Sporting lives and "development" agendas : a critical analysis of sport and "development" nexus in the context of farm workers of the Western Cape

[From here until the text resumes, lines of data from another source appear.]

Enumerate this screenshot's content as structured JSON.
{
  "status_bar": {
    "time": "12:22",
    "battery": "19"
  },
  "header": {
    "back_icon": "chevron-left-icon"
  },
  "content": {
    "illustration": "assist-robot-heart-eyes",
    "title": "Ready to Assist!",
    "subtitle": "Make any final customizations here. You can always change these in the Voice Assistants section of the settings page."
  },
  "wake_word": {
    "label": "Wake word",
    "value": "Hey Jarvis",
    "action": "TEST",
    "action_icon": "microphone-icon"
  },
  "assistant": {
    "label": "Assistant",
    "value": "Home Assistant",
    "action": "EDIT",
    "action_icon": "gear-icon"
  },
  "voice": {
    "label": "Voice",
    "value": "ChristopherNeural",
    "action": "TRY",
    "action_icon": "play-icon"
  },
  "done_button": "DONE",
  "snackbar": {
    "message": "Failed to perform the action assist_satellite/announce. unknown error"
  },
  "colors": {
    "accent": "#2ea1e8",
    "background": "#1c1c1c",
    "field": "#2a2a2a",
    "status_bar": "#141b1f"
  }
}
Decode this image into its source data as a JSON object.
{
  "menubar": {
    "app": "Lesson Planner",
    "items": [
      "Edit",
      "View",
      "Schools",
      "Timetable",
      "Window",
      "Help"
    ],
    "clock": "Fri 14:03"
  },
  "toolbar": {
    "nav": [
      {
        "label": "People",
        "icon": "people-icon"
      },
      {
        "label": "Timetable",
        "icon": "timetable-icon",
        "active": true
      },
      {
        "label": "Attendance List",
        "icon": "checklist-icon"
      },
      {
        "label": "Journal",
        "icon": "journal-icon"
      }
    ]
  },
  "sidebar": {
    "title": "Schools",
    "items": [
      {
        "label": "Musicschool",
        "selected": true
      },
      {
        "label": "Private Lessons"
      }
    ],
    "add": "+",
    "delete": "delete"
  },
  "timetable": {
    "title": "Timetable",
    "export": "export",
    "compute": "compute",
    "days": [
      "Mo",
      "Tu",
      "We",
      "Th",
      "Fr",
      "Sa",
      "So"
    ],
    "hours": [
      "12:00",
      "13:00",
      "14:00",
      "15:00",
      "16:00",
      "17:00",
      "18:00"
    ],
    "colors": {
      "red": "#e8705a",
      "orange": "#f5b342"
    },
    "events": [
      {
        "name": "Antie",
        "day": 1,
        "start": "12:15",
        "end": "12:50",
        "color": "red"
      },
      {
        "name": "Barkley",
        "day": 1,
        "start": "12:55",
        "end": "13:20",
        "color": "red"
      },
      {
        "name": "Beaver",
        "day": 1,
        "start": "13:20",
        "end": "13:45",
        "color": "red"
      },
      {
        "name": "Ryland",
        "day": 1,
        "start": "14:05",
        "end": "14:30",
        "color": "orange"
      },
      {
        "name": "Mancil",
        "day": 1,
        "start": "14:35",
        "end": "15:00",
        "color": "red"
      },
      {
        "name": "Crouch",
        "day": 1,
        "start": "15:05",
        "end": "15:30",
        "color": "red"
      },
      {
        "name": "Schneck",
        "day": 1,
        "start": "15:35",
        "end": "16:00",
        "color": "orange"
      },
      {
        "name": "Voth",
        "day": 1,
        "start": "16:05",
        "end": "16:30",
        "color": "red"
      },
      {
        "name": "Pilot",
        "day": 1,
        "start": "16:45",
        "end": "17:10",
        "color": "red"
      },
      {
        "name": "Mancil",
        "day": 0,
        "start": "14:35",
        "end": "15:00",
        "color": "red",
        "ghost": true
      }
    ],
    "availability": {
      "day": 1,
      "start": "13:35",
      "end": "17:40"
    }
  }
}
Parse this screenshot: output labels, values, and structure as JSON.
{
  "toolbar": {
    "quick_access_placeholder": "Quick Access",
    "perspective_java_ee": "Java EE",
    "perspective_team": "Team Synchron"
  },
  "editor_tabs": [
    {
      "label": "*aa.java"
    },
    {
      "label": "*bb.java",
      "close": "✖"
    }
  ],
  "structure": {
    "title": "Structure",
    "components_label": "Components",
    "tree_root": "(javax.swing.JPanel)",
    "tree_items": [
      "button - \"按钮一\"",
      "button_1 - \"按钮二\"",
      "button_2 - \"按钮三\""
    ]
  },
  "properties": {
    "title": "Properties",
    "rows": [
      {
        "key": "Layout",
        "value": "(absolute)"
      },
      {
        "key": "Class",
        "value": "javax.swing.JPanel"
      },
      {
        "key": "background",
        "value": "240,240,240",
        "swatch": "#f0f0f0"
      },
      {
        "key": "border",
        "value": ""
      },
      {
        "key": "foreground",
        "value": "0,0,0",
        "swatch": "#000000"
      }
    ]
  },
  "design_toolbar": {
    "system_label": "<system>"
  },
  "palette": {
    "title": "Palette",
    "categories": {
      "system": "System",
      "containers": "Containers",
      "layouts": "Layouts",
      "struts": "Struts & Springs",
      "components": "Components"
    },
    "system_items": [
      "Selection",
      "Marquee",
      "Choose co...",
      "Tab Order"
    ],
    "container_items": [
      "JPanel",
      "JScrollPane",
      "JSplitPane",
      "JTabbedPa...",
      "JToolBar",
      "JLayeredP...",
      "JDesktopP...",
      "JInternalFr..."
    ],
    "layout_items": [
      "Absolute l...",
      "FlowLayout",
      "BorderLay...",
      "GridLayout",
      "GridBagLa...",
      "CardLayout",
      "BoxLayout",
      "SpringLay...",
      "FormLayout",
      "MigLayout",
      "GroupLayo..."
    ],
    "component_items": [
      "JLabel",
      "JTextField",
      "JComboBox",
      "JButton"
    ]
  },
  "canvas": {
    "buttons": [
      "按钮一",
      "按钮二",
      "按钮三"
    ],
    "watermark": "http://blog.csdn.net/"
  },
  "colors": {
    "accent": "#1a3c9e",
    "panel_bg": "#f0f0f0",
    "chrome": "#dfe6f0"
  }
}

This thesis is about the sporting lives of people who work and/or live at the commercial grape and wine farms of the Western Cape. Collectively referred to as farm workers, they are identified by the Western Cape Provincial Government as a priority group in need of "development". Over the past 15 or so years, proclamations and practices of "sport for development and peace" (SDP) have emerged as globally recognised phenomena, where sport is promoted as a tool to achieve a broad range of "development" objectives, including the Millennium Development Goals. As a research topic, SDP scholars examine the practical and theoretical usefulness of sport as a tool for addressing a diverse set of social, health, political and economic issues through education, diplomacy, inclusion, and awareness programmes. Instead of attending to the questions of whether or how sport might serve "development" ends, this study offers a critical analysis of the nexus between sport and "development" (SDN) in the context of farm workers of the Western Cape. Informed by James Ferguson‘s analysis of "development" as an 'anti-politics machine' (1990), I adopt a deconstructionist approach that examines issues beyond the narrow confines of "development" problems and programmes. As he argues, "development" continues to serve as a-central organising concept‘ to discuss and assess desired change in social and economic realms, which is evident in the programmes of farm worker "development" and how these continue to retain a place in the policy and political discourses on agrarian transformation in post-apartheid South Africa. With an appreciation of the Western Cape‘s agrarian history and politics and how they shape present-day farm labour conditions, I have critically analysed the discourses and practices of farm worker "development" and SDP in the light of broader structural realities, everyday sporting lives and the "development" experiences of farm workers. The central organising question of this thesis is: how do "development" problems and the solutions sought for in SDP discourses and programmes correspond to the social, economic and political realities of their subjects? Drawing on my ethnographic fieldwork conducted at farmlands in and around Rawsonville, a small rural town, from April 2012 to May 2013, I illustrate different and seemingly disconnected frames and positions from which theories of SDP and farm workers‘ experiences of sport and "development" were observed. The analysis is organised around three contrasting frames of observation, namely: 1) historical and contemporary discourses and politics of farm worker "development" and SDP programmes and practices, 2) structural arrangements of competitive and physical infrastructure for official sport, and 3) everyday (official and unofficial) sporting practices and experiences of the rural working class people. With a particular attention to continuities and contradictions in historical and contemporary farm worker "development" discourses and selected SDP case studies, I demonstrate that while SDP agendas directed at farm workers may serve divergent and at times conflicting interests, farm workers' own agency, initiative and aspirations do not feature in SDP programmes and broader "development" discourses. The contrasts and counter-narratives presented in discussing these case studies and stories complicate and contest simplified notions commonly projected in global SDP discourses and locally specific "development" agendas. Beyond the confines of sporadic and temporary SDP projects, there was a vibrant and active world of formal and informal sport among the farm workers of Rawsonville. By focusing on the everyday sporting lives of athletes, coaches, managers, organisers and soccer clubs, I paint a picture that reveals the diversity and inconsistency of experiences and meanings of farm worker as an identity, a class position and an occupation. Interrogating how farm workers were embedded within the broader rural sport structures, I describe the complex set of factors that shaped their experiences of, access to, and participation in, sport. I argue that while sport was passionately pursued irrespective of direct or corollary "development" benefits, it was unofficial and under-the-radar sport networks and practices that served as vital spaces of autonomy, initiative and self-realization, even for those who may not otherwise have had such opportunities. And while the politically disengaged and enthusiastically embraced qualities of sport may continue to be among the reasons for its traction in "development" and peace agendas, these very same qualities allow sport to be usefully employed as an ethnographic method. Among the formative turns I took in conducting and presenting my research observations was to implicate myself and invite the reader into the confusing and complex process of learning and knowledge production. By way of conclusion, I argue for refocusing the gaze of research on studying sport as part of the broader scope of subaltern sociality.